Magic pets time with macaws
Big birds have a fling with bling but also require a lot of work
MACAWS are known for their breathtaking plumage but even their intense blue, gold and green colours cannot outshine their personalities, according to Sydney bird handler Josh Cook.
The largest of all parrots, the macaw is native to Central and South America and the stunning zebra-like stripes around their eyes are unique to each animal.
Cook describes the temperament of his two macaws, Mango and Crush, as “like toddlers on crack”.
These mischievous birds are highly intelligent and Cook says anything that sparkles is tempting.
“They love earings and rings – they are attracted to the bling,” he says.
“They are very curious and to them everything is worth investigating. They use their beak to investigate and sometimes come off a little worse for wear.”
The respected wildlife carer, whose home is a menagerie of feathered friends, is a self-taught free flight trainer.
His macaws are set free most weekdays and they are a familiar sight on Sydney’s eastern beaches. Mango and Crush leave his home at sunrise and will return hours later after exploring the sights.
They will often sit high above the children’s playgrounds attracted by the high-pitched sounds below.
Letting his birds out to fly allows them to fully use their lung capacity, Cook says.

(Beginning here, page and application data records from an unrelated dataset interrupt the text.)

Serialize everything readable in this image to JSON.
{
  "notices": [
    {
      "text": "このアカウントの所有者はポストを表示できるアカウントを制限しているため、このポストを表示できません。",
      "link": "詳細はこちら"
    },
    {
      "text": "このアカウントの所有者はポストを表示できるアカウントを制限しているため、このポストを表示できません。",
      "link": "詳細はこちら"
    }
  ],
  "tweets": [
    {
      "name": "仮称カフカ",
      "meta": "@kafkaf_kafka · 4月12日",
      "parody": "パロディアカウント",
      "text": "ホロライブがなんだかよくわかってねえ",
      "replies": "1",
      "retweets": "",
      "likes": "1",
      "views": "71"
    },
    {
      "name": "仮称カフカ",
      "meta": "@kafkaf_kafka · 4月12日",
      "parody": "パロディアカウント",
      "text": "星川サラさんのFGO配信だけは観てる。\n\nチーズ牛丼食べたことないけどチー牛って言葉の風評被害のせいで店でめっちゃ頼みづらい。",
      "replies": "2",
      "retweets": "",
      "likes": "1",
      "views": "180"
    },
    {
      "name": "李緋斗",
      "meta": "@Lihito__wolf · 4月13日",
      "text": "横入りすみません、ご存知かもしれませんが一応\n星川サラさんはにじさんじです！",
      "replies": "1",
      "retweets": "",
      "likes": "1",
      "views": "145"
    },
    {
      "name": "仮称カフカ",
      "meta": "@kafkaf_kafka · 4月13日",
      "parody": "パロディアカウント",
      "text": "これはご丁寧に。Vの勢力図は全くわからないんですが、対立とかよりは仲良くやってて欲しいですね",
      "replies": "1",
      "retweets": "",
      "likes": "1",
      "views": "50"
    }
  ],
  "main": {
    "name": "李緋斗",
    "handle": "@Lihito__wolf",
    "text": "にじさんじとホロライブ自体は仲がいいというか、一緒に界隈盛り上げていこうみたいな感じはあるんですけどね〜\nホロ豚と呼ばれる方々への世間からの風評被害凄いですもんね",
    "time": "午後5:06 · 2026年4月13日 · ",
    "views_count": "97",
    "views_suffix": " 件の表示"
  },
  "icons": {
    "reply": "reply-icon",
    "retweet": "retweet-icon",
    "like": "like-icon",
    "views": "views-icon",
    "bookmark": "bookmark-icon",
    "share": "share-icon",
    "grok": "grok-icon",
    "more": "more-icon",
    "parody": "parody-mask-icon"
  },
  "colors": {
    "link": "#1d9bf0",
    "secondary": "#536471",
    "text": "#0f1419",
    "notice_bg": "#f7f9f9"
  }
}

It also helps with their emotional stability.
Mango and Crush might be a handful but Cook says the relationship you can build with these big parrots “makes it all worth it”.
Josh Cook with his macaw.